(Dataset rows for apps and sites)
Content starts

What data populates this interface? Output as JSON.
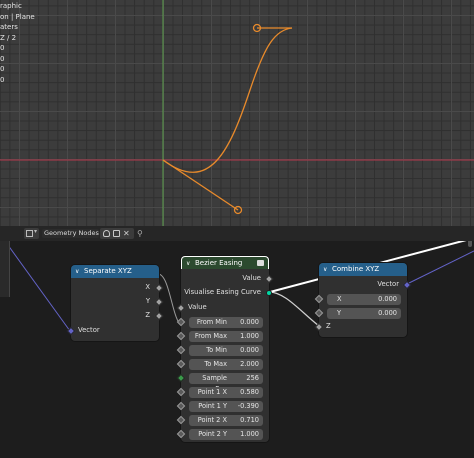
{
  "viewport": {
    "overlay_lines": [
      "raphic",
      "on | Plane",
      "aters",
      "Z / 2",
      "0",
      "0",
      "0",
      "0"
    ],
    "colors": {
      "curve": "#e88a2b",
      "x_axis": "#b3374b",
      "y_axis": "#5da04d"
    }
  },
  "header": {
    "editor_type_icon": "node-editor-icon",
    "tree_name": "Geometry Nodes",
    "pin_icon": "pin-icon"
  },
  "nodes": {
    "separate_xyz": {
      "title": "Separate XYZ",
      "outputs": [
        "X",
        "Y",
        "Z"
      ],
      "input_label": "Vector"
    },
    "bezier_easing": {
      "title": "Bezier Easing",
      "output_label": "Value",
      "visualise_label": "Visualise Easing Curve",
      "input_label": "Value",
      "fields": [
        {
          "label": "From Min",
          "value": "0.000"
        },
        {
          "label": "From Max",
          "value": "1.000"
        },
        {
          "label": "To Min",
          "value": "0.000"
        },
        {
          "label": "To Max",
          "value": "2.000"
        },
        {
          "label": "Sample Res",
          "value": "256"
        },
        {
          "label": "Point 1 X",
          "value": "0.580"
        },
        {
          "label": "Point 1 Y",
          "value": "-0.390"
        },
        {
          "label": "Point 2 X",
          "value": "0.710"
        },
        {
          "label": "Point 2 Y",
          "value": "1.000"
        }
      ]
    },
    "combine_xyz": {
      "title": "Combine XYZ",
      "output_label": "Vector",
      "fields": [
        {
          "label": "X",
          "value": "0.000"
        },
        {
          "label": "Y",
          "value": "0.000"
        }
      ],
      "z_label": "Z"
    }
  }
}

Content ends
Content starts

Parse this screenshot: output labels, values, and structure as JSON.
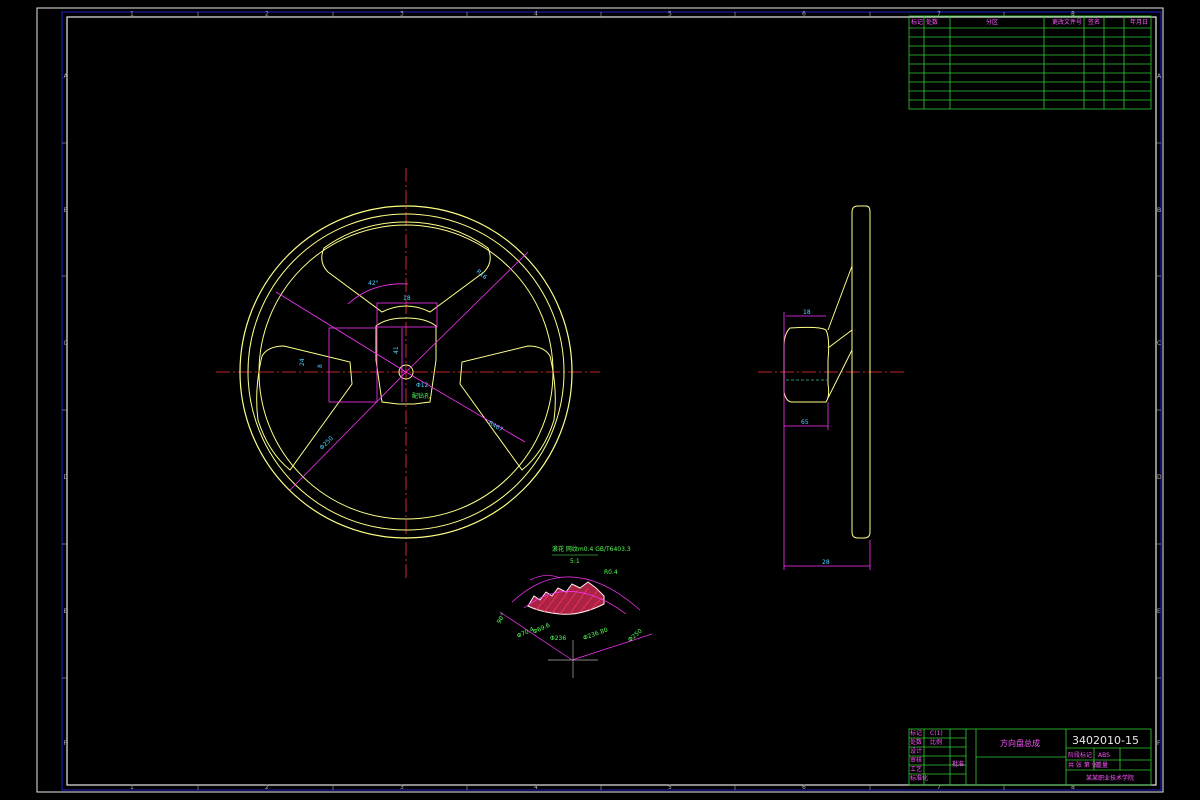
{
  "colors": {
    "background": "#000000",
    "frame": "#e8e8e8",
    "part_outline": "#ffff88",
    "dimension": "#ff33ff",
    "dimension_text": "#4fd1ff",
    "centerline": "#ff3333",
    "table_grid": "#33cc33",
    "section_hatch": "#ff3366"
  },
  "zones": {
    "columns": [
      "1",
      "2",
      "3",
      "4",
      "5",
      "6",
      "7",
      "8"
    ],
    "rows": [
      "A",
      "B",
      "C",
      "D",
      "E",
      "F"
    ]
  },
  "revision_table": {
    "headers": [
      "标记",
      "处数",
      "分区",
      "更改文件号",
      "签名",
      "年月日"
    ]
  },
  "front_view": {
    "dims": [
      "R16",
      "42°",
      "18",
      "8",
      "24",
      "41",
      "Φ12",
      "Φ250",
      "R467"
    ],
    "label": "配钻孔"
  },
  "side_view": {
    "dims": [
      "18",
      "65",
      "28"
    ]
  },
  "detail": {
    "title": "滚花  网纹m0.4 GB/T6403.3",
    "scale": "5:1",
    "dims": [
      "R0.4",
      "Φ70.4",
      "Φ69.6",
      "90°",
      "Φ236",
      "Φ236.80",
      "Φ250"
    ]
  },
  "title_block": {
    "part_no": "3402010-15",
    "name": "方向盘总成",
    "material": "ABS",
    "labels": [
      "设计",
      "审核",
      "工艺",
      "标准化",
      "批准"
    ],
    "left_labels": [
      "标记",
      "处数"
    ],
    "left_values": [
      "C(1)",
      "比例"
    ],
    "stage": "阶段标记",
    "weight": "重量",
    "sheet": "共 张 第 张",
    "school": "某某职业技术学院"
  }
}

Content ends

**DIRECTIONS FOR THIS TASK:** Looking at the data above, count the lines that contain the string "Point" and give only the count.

**ANSWER TO THIS PROBLEM:** 4